Available data Block Start

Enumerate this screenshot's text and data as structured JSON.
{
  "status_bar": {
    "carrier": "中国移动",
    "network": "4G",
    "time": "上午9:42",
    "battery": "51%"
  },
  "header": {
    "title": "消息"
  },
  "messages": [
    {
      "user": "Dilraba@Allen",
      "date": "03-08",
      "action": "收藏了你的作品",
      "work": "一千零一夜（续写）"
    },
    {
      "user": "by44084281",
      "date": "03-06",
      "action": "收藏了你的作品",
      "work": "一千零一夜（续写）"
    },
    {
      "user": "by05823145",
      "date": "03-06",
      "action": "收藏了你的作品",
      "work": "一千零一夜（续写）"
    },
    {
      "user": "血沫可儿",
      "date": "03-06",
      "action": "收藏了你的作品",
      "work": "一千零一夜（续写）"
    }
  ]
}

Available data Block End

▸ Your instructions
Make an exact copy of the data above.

▸ Response below
Enumerate this screenshot's text and data as structured JSON.
{
  "status_bar": {
    "carrier": "中国移动",
    "network": "4G",
    "time": "上午9:42",
    "battery": "51%"
  },
  "header": {
    "title": "消息"
  },
  "messages": [
    {
      "user": "Dilraba@Allen",
      "date": "03-08",
      "action": "收藏了你的作品",
      "work": "一千零一夜（续写）"
    },
    {
      "user": "by44084281",
      "date": "03-06",
      "action": "收藏了你的作品",
      "work": "一千零一夜（续写）"
    },
    {
      "user": "by05823145",
      "date": "03-06",
      "action": "收藏了你的作品",
      "work": "一千零一夜（续写）"
    },
    {
      "user": "血沫可儿",
      "date": "03-06",
      "action": "收藏了你的作品",
      "work": "一千零一夜（续写）"
    }
  ]
}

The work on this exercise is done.